(Dataset rows describing interfaces)
↓
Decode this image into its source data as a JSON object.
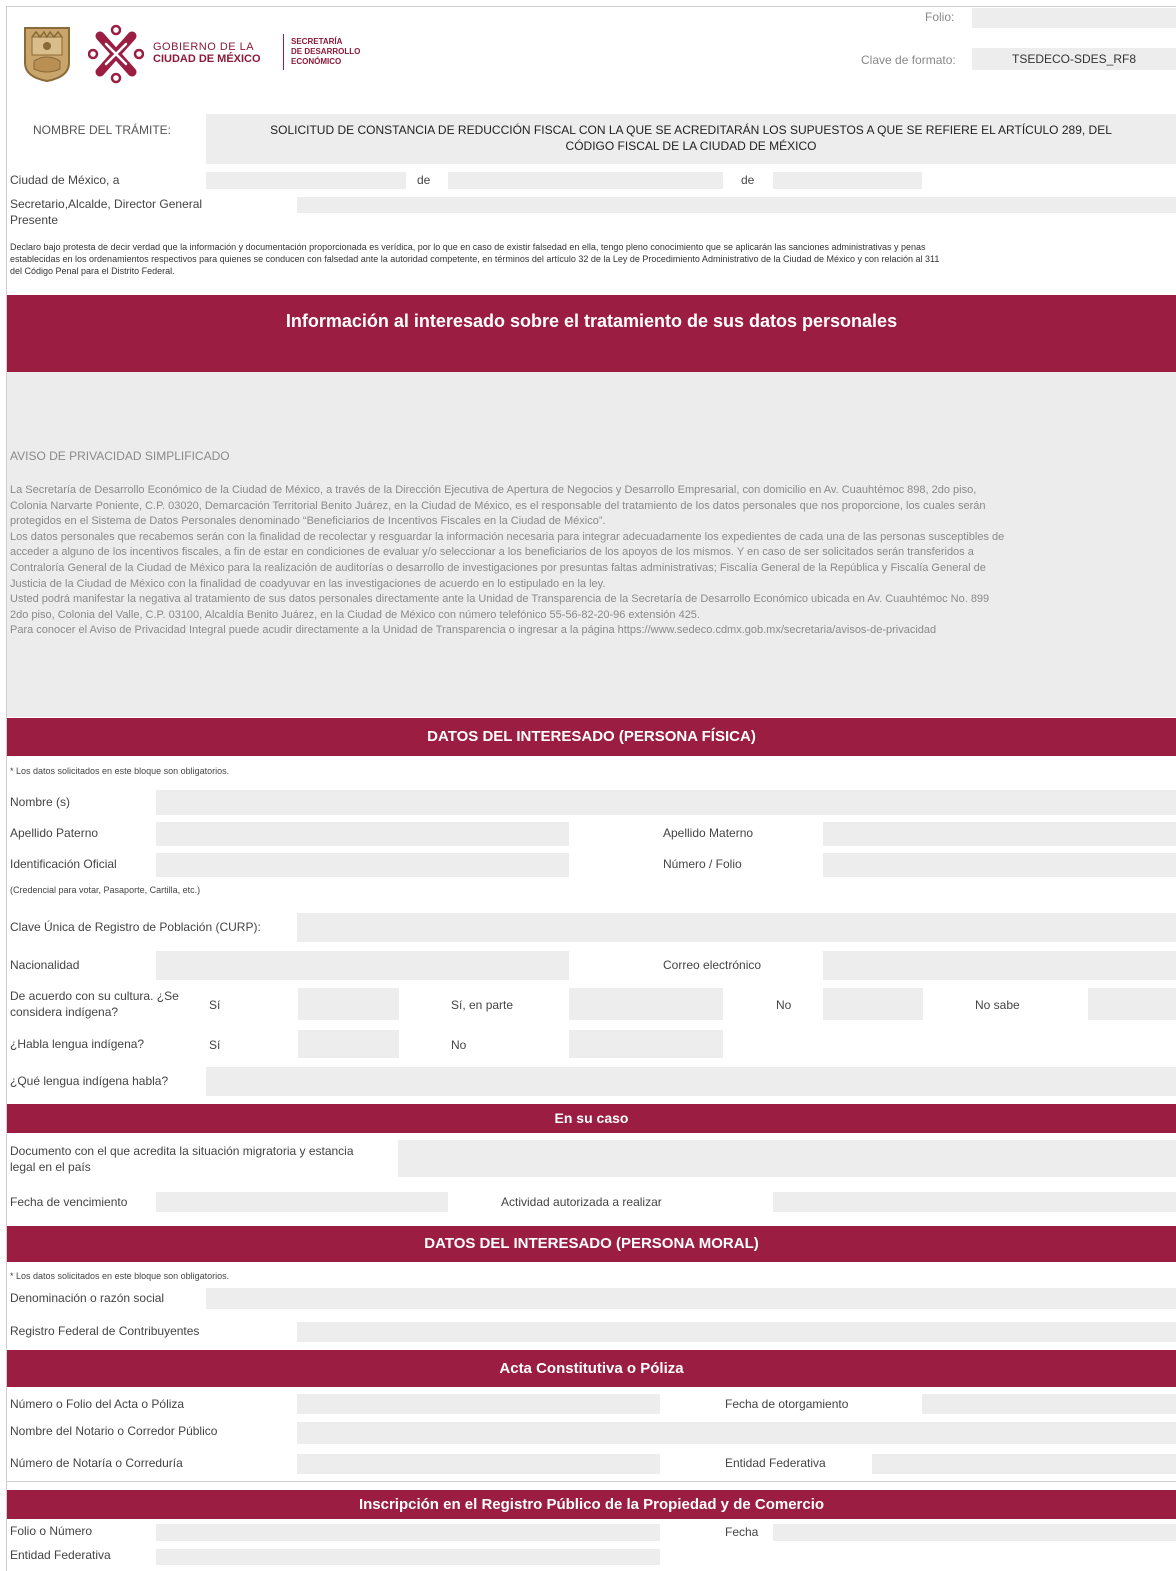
{
  "header": {
    "gov_line1": "GOBIERNO DE LA",
    "gov_line2": "CIUDAD DE MÉXICO",
    "sec_line1": "SECRETARÍA",
    "sec_line2": "DE DESARROLLO",
    "sec_line3": "ECONÓMICO",
    "folio_label": "Folio:",
    "folio_value": "",
    "clave_label": "Clave de formato:",
    "clave_value": "TSEDECO-SDES_RF8"
  },
  "tramite": {
    "label": "NOMBRE DEL TRÁMITE:",
    "value_line1": "SOLICITUD DE CONSTANCIA DE REDUCCIÓN FISCAL CON LA QUE SE ACREDITARÁN LOS SUPUESTOS A QUE SE REFIERE EL ARTÍCULO 289,  DEL",
    "value_line2": "CÓDIGO FISCAL DE LA CIUDAD DE MÉXICO"
  },
  "fecha": {
    "city_label": "Ciudad de México, a",
    "de1": "de",
    "de2": "de"
  },
  "destinatario": {
    "line1": "Secretario,Alcalde, Director General",
    "line2": "Presente"
  },
  "declaracion": {
    "line1": "Declaro bajo protesta de decir verdad que la información y documentación proporcionada es verídica, por lo que en caso de existir falsedad en ella, tengo pleno conocimiento que se aplicarán las sanciones administrativas y penas",
    "line2": "establecidas en los ordenamientos respectivos para quienes se conducen con falsedad ante la autoridad competente, en términos del artículo 32 de la Ley de Procedimiento Administrativo de la Ciudad de México y con relación al 311",
    "line3": "del Código Penal para el Distrito Federal."
  },
  "privacy": {
    "header": "Información al interesado sobre el tratamiento de sus datos personales",
    "title": "AVISO DE PRIVACIDAD SIMPLIFICADO",
    "lines": [
      "La Secretaría de  Desarrollo Económico de la Ciudad de México, a través de la Dirección Ejecutiva de Apertura de Negocios y Desarrollo Empresarial, con domicilio en  Av. Cuauhtémoc 898, 2do piso,",
      "Colonia Narvarte Poniente, C.P. 03020, Demarcación Territorial Benito Juárez, en la Ciudad de México, es el responsable del tratamiento de los datos personales que nos proporcione, los cuales serán",
      "protegidos en el Sistema de Datos Personales denominado “Beneficiarios de Incentivos Fiscales en la Ciudad de México”.",
      "Los datos personales que recabemos serán con la finalidad de recolectar y resguardar la información necesaria para integrar adecuadamente los expedientes de cada una de las personas susceptibles de",
      "acceder a alguno de los incentivos fiscales, a fin de estar en condiciones de evaluar y/o seleccionar a los beneficiarios de los apoyos de los mismos. Y en caso de ser solicitados serán transferidos a",
      "Contraloría General de la Ciudad de México para la realización de auditorías o desarrollo de investigaciones por presuntas faltas administrativas; Fiscalía General de la República y Fiscalía General de",
      "Justicia de la Ciudad de México con la finalidad de coadyuvar en las investigaciones de acuerdo en lo estipulado en la ley.",
      "Usted podrá manifestar la negativa al tratamiento de sus datos personales directamente ante la Unidad de Transparencia de la Secretaría de Desarrollo Económico ubicada en Av. Cuauhtémoc No. 899",
      "2do piso, Colonia del Valle, C.P. 03100, Alcaldía Benito Juárez, en la Ciudad de México con número telefónico 55-56-82-20-96 extensión 425.",
      "Para conocer el Aviso de Privacidad Integral puede acudir directamente a la Unidad de Transparencia o ingresar a la página https://www.sedeco.cdmx.gob.mx/secretaria/avisos-de-privacidad"
    ]
  },
  "fisica": {
    "header": "DATOS DEL INTERESADO  (PERSONA FÍSICA)",
    "note": "* Los datos solicitados en este bloque son obligatorios.",
    "nombre": "Nombre (s)",
    "apellido_paterno": "Apellido Paterno",
    "apellido_materno": "Apellido Materno",
    "identificacion": "Identificación Oficial",
    "numero_folio": "Número / Folio",
    "credencial_note": "(Credencial para votar, Pasaporte, Cartilla, etc.)",
    "curp": "Clave Única de Registro de Población (CURP):",
    "nacionalidad": "Nacionalidad",
    "correo": "Correo electrónico",
    "indigena_q1": "De acuerdo con su cultura. ¿Se",
    "indigena_q2": "considera indígena?",
    "si": "Sí",
    "si_parte": "Sí, en parte",
    "no": "No",
    "no_sabe": "No sabe",
    "habla_q": "¿Habla lengua indígena?",
    "habla_si": "Sí",
    "habla_no": "No",
    "que_lengua": "¿Qué lengua indígena habla?"
  },
  "en_su_caso": {
    "header": "En su caso",
    "documento_line1": "Documento con el que acredita la situación migratoria y estancia",
    "documento_line2": "legal en el país",
    "fecha_vencimiento": "Fecha de vencimiento",
    "actividad": "Actividad autorizada a realizar"
  },
  "moral": {
    "header": "DATOS DEL INTERESADO  (PERSONA MORAL)",
    "note": "* Los datos solicitados en este bloque son obligatorios.",
    "denominacion": "Denominación o razón social",
    "rfc": "Registro Federal de Contribuyentes"
  },
  "acta": {
    "header": "Acta Constitutiva o Póliza",
    "numero_folio": "Número o Folio del Acta o Póliza",
    "fecha_otorgamiento": "Fecha de otorgamiento",
    "notario": "Nombre del Notario o Corredor Público",
    "numero_notaria": "Número de Notaría o Correduría",
    "entidad": "Entidad Federativa"
  },
  "registro": {
    "header": "Inscripción en el Registro Público de la Propiedad y de Comercio",
    "folio": "Folio o Número",
    "fecha": "Fecha",
    "entidad": "Entidad Federativa"
  },
  "colors": {
    "header_bg": "#9b1e42",
    "field_bg": "#ededed",
    "privacy_bg": "#ececec"
  }
}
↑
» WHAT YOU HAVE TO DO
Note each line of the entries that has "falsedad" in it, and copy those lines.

» EXPECTED ANSWER
    "line1": "Declaro bajo protesta de decir verdad que la información y documentación proporcionada es verídica, por lo que en caso de existir falsedad en ella, tengo pleno conocimiento que se aplicarán las sanciones administrativas y penas",
    "line2": "establecidas en los ordenamientos respectivos para quienes se conducen con falsedad ante la autoridad competente, en términos del artículo 32 de la Ley de Procedimiento Administrativo de la Ciudad de México y con relación al 311",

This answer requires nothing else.